(Component data from apps and pages)

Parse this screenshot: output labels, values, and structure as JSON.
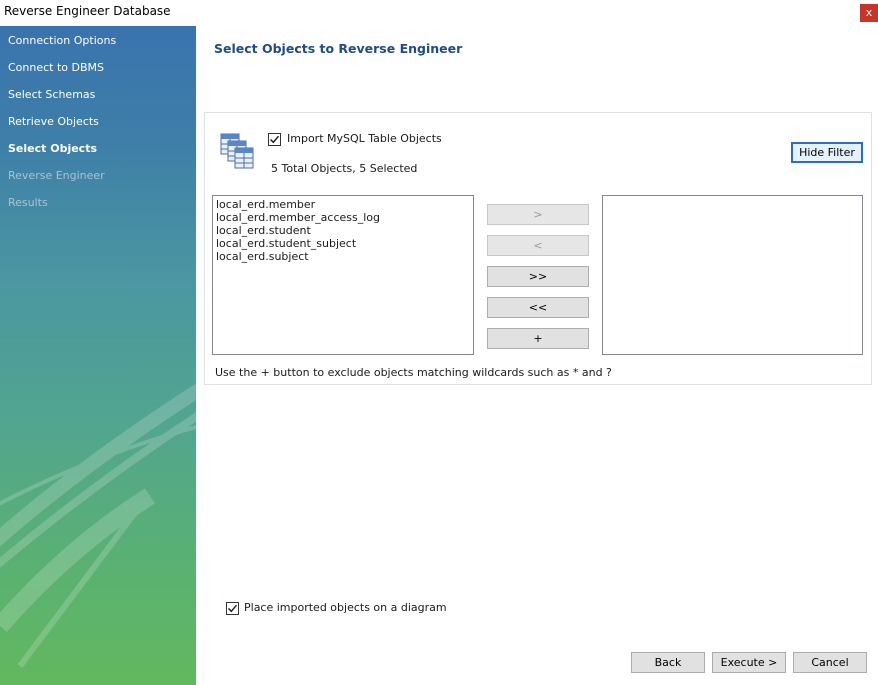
{
  "window": {
    "title": "Reverse Engineer Database",
    "close_label": "x"
  },
  "sidebar": {
    "steps": [
      {
        "label": "Connection Options",
        "state": "done"
      },
      {
        "label": "Connect to DBMS",
        "state": "done"
      },
      {
        "label": "Select Schemas",
        "state": "done"
      },
      {
        "label": "Retrieve Objects",
        "state": "done"
      },
      {
        "label": "Select Objects",
        "state": "current"
      },
      {
        "label": "Reverse Engineer",
        "state": "pending"
      },
      {
        "label": "Results",
        "state": "pending"
      }
    ]
  },
  "page": {
    "heading": "Select Objects to Reverse Engineer"
  },
  "filter": {
    "import_label": "Import MySQL Table Objects",
    "import_checked": true,
    "count_label": "5 Total Objects, 5 Selected",
    "hide_filter_label": "Hide Filter",
    "left_items": [
      "local_erd.member",
      "local_erd.member_access_log",
      "local_erd.student",
      "local_erd.student_subject",
      "local_erd.subject"
    ],
    "right_items": [],
    "move_buttons": {
      "add": ">",
      "remove": "<",
      "add_all": ">>",
      "remove_all": "<<",
      "wildcard": "+"
    },
    "hint": "Use the + button to exclude objects matching wildcards such as * and ?"
  },
  "options": {
    "place_label": "Place imported objects on a diagram",
    "place_checked": true
  },
  "footer": {
    "back": "Back",
    "execute": "Execute >",
    "cancel": "Cancel"
  },
  "colors": {
    "heading": "#1f4b8c",
    "close_button": "#c8342a",
    "sidebar_top": "#3a73ae",
    "sidebar_bottom": "#62b85e",
    "focus_border": "#2a6fc7"
  }
}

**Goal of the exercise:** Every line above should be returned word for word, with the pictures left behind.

**Your solution:**
Parse this screenshot: output labels, values, and structure as JSON.
{
  "window": {
    "title": "Reverse Engineer Database",
    "close_label": "x"
  },
  "sidebar": {
    "steps": [
      {
        "label": "Connection Options",
        "state": "done"
      },
      {
        "label": "Connect to DBMS",
        "state": "done"
      },
      {
        "label": "Select Schemas",
        "state": "done"
      },
      {
        "label": "Retrieve Objects",
        "state": "done"
      },
      {
        "label": "Select Objects",
        "state": "current"
      },
      {
        "label": "Reverse Engineer",
        "state": "pending"
      },
      {
        "label": "Results",
        "state": "pending"
      }
    ]
  },
  "page": {
    "heading": "Select Objects to Reverse Engineer"
  },
  "filter": {
    "import_label": "Import MySQL Table Objects",
    "import_checked": true,
    "count_label": "5 Total Objects, 5 Selected",
    "hide_filter_label": "Hide Filter",
    "left_items": [
      "local_erd.member",
      "local_erd.member_access_log",
      "local_erd.student",
      "local_erd.student_subject",
      "local_erd.subject"
    ],
    "right_items": [],
    "move_buttons": {
      "add": ">",
      "remove": "<",
      "add_all": ">>",
      "remove_all": "<<",
      "wildcard": "+"
    },
    "hint": "Use the + button to exclude objects matching wildcards such as * and ?"
  },
  "options": {
    "place_label": "Place imported objects on a diagram",
    "place_checked": true
  },
  "footer": {
    "back": "Back",
    "execute": "Execute >",
    "cancel": "Cancel"
  },
  "colors": {
    "heading": "#1f4b8c",
    "close_button": "#c8342a",
    "sidebar_top": "#3a73ae",
    "sidebar_bottom": "#62b85e",
    "focus_border": "#2a6fc7"
  }
}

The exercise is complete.